[App and web page records]
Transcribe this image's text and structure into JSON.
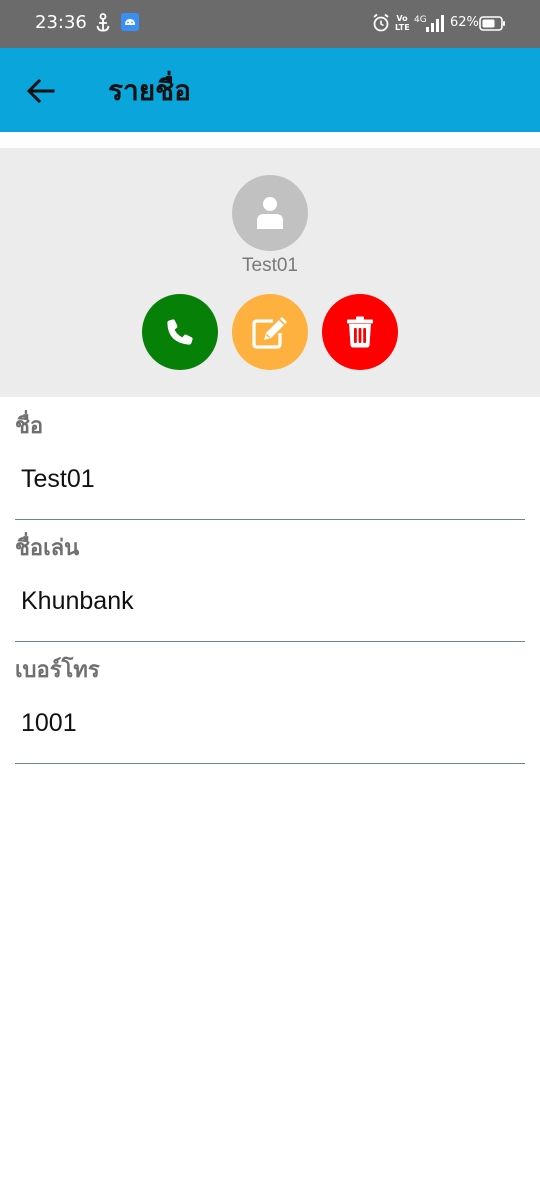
{
  "status_bar": {
    "time": "23:36",
    "network_top": "Vo",
    "network_bottom": "LTE",
    "signal_label": "4G",
    "battery_percent": "62%",
    "icons": [
      "anchor-icon",
      "android-app-icon",
      "alarm-icon",
      "signal-icon",
      "battery-icon"
    ]
  },
  "app_bar": {
    "title": "รายชื่อ",
    "back_icon": "arrow-left-icon",
    "background": "#0aa5db"
  },
  "contact": {
    "name": "Test01",
    "avatar_icon": "person-icon"
  },
  "actions": {
    "call": {
      "icon": "phone-icon",
      "color": "#078007"
    },
    "edit": {
      "icon": "edit-icon",
      "color": "#feb13f"
    },
    "delete": {
      "icon": "trash-icon",
      "color": "#fe0000"
    }
  },
  "fields": [
    {
      "label": "ชื่อ",
      "value": "Test01"
    },
    {
      "label": "ชื่อเล่น",
      "value": "Khunbank"
    },
    {
      "label": "เบอร์โทร",
      "value": "1001"
    }
  ]
}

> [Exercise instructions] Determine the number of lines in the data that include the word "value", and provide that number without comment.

> [Answer for this exercise] 3